Top housing prices have began to ease in fresh months, however knowledge displays hire in Sarasota has risen just about 47% because the pandemic started in 2020. Hardy is helping other people to find housing and connects them with systems that quilt prices like utilities and safety deposits. The function is to stabilize their lives, and he or she mentioned that may make stronger fitness.
“As a result of they’re extra comfy now,” she mentioned. “They really feel like, hi there, the hire is paid, I will be able to let my guard down, perhaps I will be able to cross get the clinical consideration I want.”
Analysis displays taking out fitness care may end up in larger issues. The Gallup Ballot discovered 27% of respondents behind schedule remedy because of prices even for “very or relatively severe” prerequisites.
Some other people is also keeping off on treating clinical problems on account of fitness care debt. An investigation from NPR and KHN discovered about 100 million other people in The us had clinical debt. About 1 in 8 of them owe greater than $10,000, consistent with a KFF ballot.
Treating most cancers or power prerequisites like diabetes early can save lives and be more cost effective than treating advanced-stage diseases, consistent with the Facilities for Illness Keep watch over and Prevention.
Medical doctors on the fitness screening tournament in Newtown mentioned it’s crucial to lend a hand citizens download preventive care.

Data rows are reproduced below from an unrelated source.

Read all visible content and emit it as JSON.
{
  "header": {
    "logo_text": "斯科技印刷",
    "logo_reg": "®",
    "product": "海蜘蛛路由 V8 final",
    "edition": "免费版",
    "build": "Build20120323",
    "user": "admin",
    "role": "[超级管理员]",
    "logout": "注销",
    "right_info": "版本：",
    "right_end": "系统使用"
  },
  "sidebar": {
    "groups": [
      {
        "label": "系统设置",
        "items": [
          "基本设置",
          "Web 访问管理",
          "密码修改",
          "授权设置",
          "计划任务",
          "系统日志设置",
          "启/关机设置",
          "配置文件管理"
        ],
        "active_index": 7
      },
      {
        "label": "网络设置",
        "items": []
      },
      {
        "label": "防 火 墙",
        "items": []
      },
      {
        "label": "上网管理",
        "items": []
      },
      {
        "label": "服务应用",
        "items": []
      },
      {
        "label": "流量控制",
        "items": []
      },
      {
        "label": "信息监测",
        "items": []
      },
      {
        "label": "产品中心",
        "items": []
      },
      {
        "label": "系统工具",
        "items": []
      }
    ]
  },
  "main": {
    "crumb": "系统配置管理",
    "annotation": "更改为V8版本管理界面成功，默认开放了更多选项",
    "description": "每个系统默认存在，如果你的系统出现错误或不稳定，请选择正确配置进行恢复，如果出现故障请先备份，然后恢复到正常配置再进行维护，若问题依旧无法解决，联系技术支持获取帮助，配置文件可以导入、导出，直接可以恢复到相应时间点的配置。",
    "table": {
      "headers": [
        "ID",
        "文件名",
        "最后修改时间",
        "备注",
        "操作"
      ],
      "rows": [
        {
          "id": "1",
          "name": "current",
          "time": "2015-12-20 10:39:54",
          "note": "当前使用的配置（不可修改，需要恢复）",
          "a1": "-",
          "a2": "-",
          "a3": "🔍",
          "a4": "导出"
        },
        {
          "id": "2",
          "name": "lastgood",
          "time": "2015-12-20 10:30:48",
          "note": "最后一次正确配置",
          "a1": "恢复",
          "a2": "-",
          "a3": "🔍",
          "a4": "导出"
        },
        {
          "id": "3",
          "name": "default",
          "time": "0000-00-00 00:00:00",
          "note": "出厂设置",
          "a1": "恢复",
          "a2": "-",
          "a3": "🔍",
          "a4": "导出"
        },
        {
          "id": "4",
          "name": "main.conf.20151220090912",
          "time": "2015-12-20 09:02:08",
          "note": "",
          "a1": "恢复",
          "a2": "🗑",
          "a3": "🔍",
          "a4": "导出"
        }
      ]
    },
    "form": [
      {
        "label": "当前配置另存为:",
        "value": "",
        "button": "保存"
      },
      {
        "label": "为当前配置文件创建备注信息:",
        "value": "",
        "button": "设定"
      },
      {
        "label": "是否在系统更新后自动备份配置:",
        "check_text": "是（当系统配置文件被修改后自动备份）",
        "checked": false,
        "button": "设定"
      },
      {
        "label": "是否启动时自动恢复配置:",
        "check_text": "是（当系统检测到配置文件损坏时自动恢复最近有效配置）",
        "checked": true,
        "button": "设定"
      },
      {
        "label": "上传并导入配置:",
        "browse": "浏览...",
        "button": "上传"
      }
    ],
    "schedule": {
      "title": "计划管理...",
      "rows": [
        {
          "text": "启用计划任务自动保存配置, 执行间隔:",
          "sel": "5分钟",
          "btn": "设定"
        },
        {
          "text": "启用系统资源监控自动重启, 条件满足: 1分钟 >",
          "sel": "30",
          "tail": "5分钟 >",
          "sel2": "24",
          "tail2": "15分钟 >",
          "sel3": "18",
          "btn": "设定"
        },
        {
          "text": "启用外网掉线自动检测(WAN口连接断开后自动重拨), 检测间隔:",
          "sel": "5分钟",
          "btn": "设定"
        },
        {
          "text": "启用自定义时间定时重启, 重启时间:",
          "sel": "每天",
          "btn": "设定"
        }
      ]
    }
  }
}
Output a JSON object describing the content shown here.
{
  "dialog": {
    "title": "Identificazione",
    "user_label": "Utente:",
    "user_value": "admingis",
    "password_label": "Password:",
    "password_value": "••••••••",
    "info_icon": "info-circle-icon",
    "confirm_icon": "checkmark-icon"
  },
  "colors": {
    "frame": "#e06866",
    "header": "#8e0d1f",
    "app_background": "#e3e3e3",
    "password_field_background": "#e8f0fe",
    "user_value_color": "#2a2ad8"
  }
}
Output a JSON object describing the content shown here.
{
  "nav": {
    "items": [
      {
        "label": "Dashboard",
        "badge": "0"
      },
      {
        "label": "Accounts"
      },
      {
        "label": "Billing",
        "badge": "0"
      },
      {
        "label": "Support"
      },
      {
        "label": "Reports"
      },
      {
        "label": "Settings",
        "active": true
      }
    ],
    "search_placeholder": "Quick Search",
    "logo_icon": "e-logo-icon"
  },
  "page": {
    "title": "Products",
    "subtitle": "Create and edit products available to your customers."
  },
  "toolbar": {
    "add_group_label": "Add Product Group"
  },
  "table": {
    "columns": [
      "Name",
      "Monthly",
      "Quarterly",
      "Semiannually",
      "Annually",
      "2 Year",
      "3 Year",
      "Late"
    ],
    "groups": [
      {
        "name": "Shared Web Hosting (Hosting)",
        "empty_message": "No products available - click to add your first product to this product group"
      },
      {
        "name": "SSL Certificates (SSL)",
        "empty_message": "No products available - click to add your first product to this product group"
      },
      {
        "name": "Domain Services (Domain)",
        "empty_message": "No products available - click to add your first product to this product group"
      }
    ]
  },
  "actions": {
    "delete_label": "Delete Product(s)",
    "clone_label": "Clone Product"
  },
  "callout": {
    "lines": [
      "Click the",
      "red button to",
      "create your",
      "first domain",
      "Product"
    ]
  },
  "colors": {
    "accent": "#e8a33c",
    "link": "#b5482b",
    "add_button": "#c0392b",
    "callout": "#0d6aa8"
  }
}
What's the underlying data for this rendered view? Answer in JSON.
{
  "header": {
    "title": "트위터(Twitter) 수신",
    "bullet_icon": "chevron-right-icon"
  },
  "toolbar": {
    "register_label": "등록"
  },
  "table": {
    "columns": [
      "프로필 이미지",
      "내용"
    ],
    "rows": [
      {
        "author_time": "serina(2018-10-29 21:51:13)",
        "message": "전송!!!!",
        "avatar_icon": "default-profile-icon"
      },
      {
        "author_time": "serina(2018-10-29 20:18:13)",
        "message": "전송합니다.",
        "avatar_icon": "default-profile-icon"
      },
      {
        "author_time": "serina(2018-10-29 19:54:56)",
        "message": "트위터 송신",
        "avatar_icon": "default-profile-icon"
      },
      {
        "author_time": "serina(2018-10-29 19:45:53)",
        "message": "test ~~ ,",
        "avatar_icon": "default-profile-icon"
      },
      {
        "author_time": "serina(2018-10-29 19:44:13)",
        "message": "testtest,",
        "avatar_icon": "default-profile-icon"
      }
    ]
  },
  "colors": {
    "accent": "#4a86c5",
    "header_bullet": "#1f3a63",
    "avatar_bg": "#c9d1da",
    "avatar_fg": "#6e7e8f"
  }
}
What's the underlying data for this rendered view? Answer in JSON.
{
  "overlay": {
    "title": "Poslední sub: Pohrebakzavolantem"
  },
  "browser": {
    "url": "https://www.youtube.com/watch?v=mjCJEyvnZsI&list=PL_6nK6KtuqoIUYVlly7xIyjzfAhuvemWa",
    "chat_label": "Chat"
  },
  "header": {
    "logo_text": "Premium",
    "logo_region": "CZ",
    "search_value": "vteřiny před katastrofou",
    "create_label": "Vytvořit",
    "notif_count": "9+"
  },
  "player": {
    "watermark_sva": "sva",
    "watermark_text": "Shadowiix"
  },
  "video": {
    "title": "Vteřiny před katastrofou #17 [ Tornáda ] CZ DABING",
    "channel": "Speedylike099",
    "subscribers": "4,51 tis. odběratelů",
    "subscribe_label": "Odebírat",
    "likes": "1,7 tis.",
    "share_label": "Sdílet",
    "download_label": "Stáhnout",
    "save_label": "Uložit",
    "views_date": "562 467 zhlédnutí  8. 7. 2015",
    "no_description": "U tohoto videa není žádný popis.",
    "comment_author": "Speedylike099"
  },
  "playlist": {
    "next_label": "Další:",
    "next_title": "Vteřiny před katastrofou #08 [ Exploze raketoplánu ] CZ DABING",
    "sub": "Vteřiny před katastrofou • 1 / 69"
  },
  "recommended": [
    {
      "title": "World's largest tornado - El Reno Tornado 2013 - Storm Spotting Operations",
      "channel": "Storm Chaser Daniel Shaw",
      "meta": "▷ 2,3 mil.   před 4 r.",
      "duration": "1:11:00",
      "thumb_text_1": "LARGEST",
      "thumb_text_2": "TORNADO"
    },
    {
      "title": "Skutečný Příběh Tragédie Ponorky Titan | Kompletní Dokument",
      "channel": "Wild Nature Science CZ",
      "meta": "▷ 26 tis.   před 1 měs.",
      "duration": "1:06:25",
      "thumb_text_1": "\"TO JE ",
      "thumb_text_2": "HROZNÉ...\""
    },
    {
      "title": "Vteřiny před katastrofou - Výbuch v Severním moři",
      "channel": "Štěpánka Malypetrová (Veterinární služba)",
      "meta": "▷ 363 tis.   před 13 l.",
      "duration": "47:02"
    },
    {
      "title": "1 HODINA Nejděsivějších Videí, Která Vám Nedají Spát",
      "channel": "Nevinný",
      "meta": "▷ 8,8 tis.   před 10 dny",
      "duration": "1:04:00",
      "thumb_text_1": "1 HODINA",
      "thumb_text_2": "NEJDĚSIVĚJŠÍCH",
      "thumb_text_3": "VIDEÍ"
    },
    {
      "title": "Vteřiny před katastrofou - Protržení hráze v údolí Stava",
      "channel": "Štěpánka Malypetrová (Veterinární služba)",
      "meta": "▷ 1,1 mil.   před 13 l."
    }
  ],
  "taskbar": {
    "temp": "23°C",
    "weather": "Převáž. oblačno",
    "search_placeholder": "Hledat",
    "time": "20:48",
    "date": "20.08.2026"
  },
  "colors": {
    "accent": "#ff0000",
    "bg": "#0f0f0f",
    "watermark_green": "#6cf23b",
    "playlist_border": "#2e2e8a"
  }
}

On the fitness honest, replace instructor Crystal Clyburn, 51, were given a mammogram at the mammography bus and had her blood power checked.
Clyburn doesn’t have medical health insurance and mentioned she depends upon loose occasions to stick on most sensible of her fitness.
“I simply attempt to profit from no matter that’s in the market, no matter that’s loose,” she mentioned. “You must handle your self as a result of you’ll glance wholesome and no longer even know you’re in poor health.”
After the cuff got here off, a health care provider advised Clyburn her blood power was once a little bit top however no longer top sufficient that she had to take medicine. Clyburn smiled, thanked him, and left relieved to grasp that the price of prescribed drugs was once one expense she wouldn’t have to fret about.
This newsletter is from a partnership that comes with WUSF, NPR, and KHN.